Ebbets was also an effective steward of the national pastime, working tirelessly on innovations that would help all teams, not just his own. Despite his success, his personal weaknesses ultimately undermined much of what he had so painstakingly built.
This first full length biography provides an in-depth view of his life and career, filling a critical gap in the history of the Deadball Era and the Brooklyn Dodgers.
About the Author(s)
John G. Zinn
Format: softcover (6 x 9)
Bibliographic Info: 23 photos, notes, bibliography, index
Copyright Date: 2019
Table of Contents
Preface and Acknowledgments 1
I. “Where I learnt the first rudiments of baseball” 7
II. “The greatest mistake of our life” 17
III. “I have put every dollar I own into the club” 33
IV. “It is the fair name of the Brooklyn club at stake” 46
V. “Sooner than give into Freedman I would lose every dollar I have invested in the game” 65
VI. “Sabbatarians who wanted to regulate the morals of everyone” 80
VII. “I know we get robbed, I know it” 92
VIII. “We gentlemen are the guardians of this great national game” 107
IX. “A very important piece of news” 121
X. “An outside organization antagonistic to us coming into Brooklyn” 140
XI. “A wide smile on his face and giving the glad hand to all comers” 155
XII. “A man who can do that has more than twenty-five cents in his pocket” 169
XIII. “1920 will be the most wonderful season in the history of our great National game” 181
XIV. “Tell the fans that I am in baseball until I die” 192
XV. “The good squire of Flatbush” 207
Chapter Notes 215
Book Reviews & Awards
“John Zinn’s well-researched biography of Ebbets gives us a detailed look at a Dodgers owner who devoted 42 years of his life to Brooklyn baseball.
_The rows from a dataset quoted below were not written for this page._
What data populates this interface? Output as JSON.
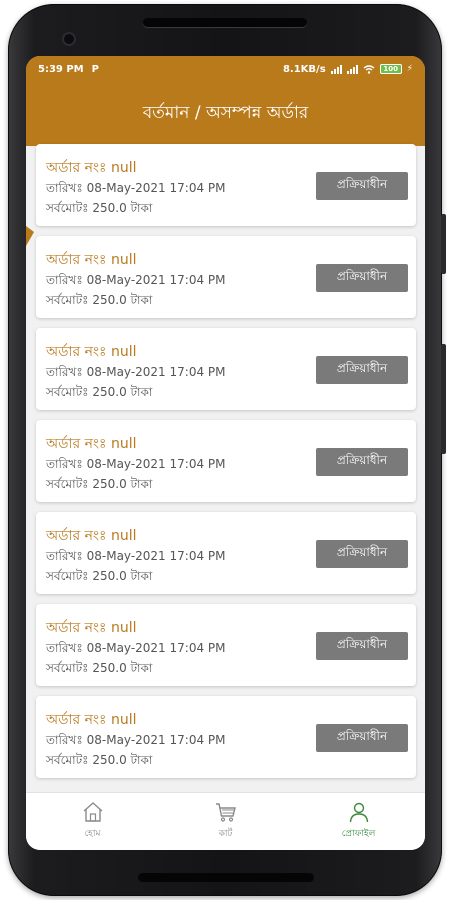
{
  "status_bar": {
    "time": "5:39 PM",
    "carrier_icon": "P",
    "network_speed": "8.1KB/s",
    "battery_level": "100"
  },
  "header": {
    "title": "বর্তমান / অসম্পন্ন অর্ডার"
  },
  "orders": [
    {
      "id_label": "অর্ডার নংঃ",
      "id_value": "null",
      "date_label": "তারিখঃ",
      "date": "08-May-2021 17:04 PM",
      "total_label": "সর্বমোটঃ",
      "total": "250.0 টাকা",
      "status": "প্রক্রিয়াধীন"
    },
    {
      "id_label": "অর্ডার নংঃ",
      "id_value": "null",
      "date_label": "তারিখঃ",
      "date": "08-May-2021 17:04 PM",
      "total_label": "সর্বমোটঃ",
      "total": "250.0 টাকা",
      "status": "প্রক্রিয়াধীন"
    },
    {
      "id_label": "অর্ডার নংঃ",
      "id_value": "null",
      "date_label": "তারিখঃ",
      "date": "08-May-2021 17:04 PM",
      "total_label": "সর্বমোটঃ",
      "total": "250.0 টাকা",
      "status": "প্রক্রিয়াধীন"
    },
    {
      "id_label": "অর্ডার নংঃ",
      "id_value": "null",
      "date_label": "তারিখঃ",
      "date": "08-May-2021 17:04 PM",
      "total_label": "সর্বমোটঃ",
      "total": "250.0 টাকা",
      "status": "প্রক্রিয়াধীন"
    },
    {
      "id_label": "অর্ডার নংঃ",
      "id_value": "null",
      "date_label": "তারিখঃ",
      "date": "08-May-2021 17:04 PM",
      "total_label": "সর্বমোটঃ",
      "total": "250.0 টাকা",
      "status": "প্রক্রিয়াধীন"
    },
    {
      "id_label": "অর্ডার নংঃ",
      "id_value": "null",
      "date_label": "তারিখঃ",
      "date": "08-May-2021 17:04 PM",
      "total_label": "সর্বমোটঃ",
      "total": "250.0 টাকা",
      "status": "প্রক্রিয়াধীন"
    },
    {
      "id_label": "অর্ডার নংঃ",
      "id_value": "null",
      "date_label": "তারিখঃ",
      "date": "08-May-2021 17:04 PM",
      "total_label": "সর্বমোটঃ",
      "total": "250.0 টাকা",
      "status": "প্রক্রিয়াধীন"
    }
  ],
  "nav": {
    "items": [
      {
        "label": "হোম",
        "icon": "home-icon",
        "active": false
      },
      {
        "label": "কার্ট",
        "icon": "cart-icon",
        "active": false
      },
      {
        "label": "প্রোফাইল",
        "icon": "profile-icon",
        "active": true
      }
    ]
  },
  "colors": {
    "brand": "#b97a1c",
    "status_button": "#7a7a7a",
    "nav_active": "#3a8a3a"
  }
}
Zinn skillfully recounts Ebbets’s role in helping guide the National League through the challenges presented by three rival leagues, as well as his long battle to bring Sunday baseball to New York.”—Lyle Spatz, author of Hugh Casey: The Triumphs and Tragedies of a Brooklyn Dodger.